Friday, March 26, 2010

Brick logic


I am old enough to remember the American Bicentennial, which was celebrated in 1976. I was in second grade at the time, and I clearly recall being forced to learn how to dance a minuet. I think there is a picture of me somewhere wearing a tri-corner hat over a white wig, and some big black shoes with those awkward Revolutionary buckles. (No, I will not scan or post it.)

How could I possibly have known back then that someday I'd see a variation on this very same outfit worn by grown men at political rallies?

There is of course a subtle message behind the imagery of the "Tea Party" movement, and it has nothing to do with patriotism. When your costume is more than two centuries old, you are, on some level, saying "I sure wish things could be the way they used to be." And I suspect that, for people of my generation, you are siding with your elementary school self (because, you know, we all had to do that Bicentennial minuet, in one way or another). Which probably also means that you're still into KISS.

Most revolutions happen in response to an actual event, imposition or injustice. There are usually concrete causative agents -- physical abuses, documented affronts against human dignity, and other longstanding grievances. Revolutions do not usually happen in response to the possibility of such causative agents.

The Tea Partiers (the artists formerly known as "Tea-baggers") are changing all that. They like to think they are spearheading a new revolution in American politics. But the truth is more complicated. Just as American right-wing politicians once perfected the notion of "preventive war," their Tea-Party base is now perfecting the notion of a preventive revolution. They are, in effect, rebelling against a new law before they even know whether it will work. And in the process, they are throwing out the social contract / common good baby with the no-new-taxes bathwater.

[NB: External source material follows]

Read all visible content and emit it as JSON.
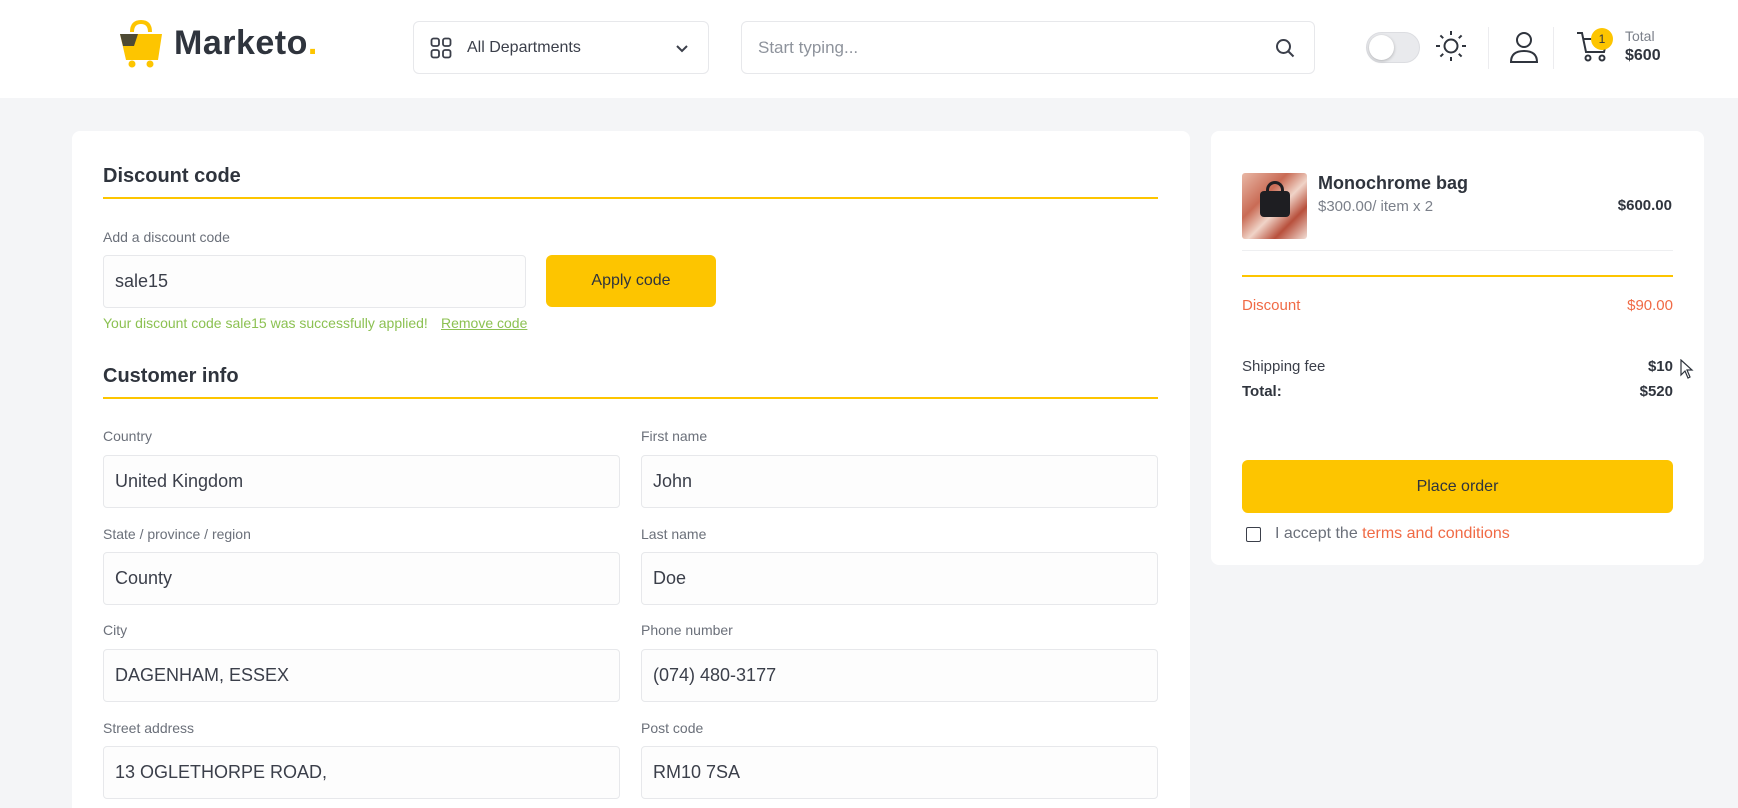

Theirs is a world in which PR exists for the sake of PR, and in which ideas do not deserve to be tested on their merits, but rather on how emotionally they are framed. Because, after all, if the Patient Protection and Affordable Care Act is such a bad move for America, why not simply let it fail? Let its failure be spectacularly self-evident. November is not that far away. Victory would be all but assured. Wait patiently for a few months, and all your prayers could be answered.

The fact that you are now picking up bricks suggests that you're starting to become cognizant of the idea that the horrors you see in this law are not even remotely self-evident to reasonable people. Worse: they may be complete and utter bullshit on your part.

[Photo credit: a1mega]

3 comments:

charles said...

True story: I marched in a Bicentennial parade in 1976 dressed as a Native American. Not sure if that is why I am neither into Kiss nor completely satisfied with the health care bill (because it is not socialist enough).

godoggo said...

A lot of the objections to HCR reform are either 1) the result of propaganda campaigns e.g. death panels, or 2) reasonable objections (to mandates or medicare cuts) that would be completely solved by single payer, which unfortunately these same people would object to for ideological reasons. But either way, these are viewed as serious, personal, even life-or-death problems. So I can understand, if not exactly respect, where some of these people are coming from. I certainly don't have any general principal against protesting a law you disagree with. Would you apply the same argument to people who protested Prop. 8?

Andrew Durkin... said...

Awesome, Charles.

Godoggo -- I get what you're saying, and I certainly wasn't trying to raise on objection to protest as a concept. But in my view, this whole "creeping socialism" thing is the new WMD. It's the new "Saddam Hussein was behind 9/11." It is, in other words, a fantasy. And yeah, okay, as a critically-minded person I guess I can admit that it is a fantasy that could possibly maybe someday happen -- but only in the sense that in politics anything can happen, not in the sense that there is probable cause for reasonable people to believe it will happen because of this law.

And even that fantasy element wouldn't bother me so much -- after all, the right to free speech is a right to say foolish things, too -- if it weren't for the use of violence. Maybe there are situations in which political violence is warranted, but in this case it just feels like a substitute for rationality.

Thanks for the comments!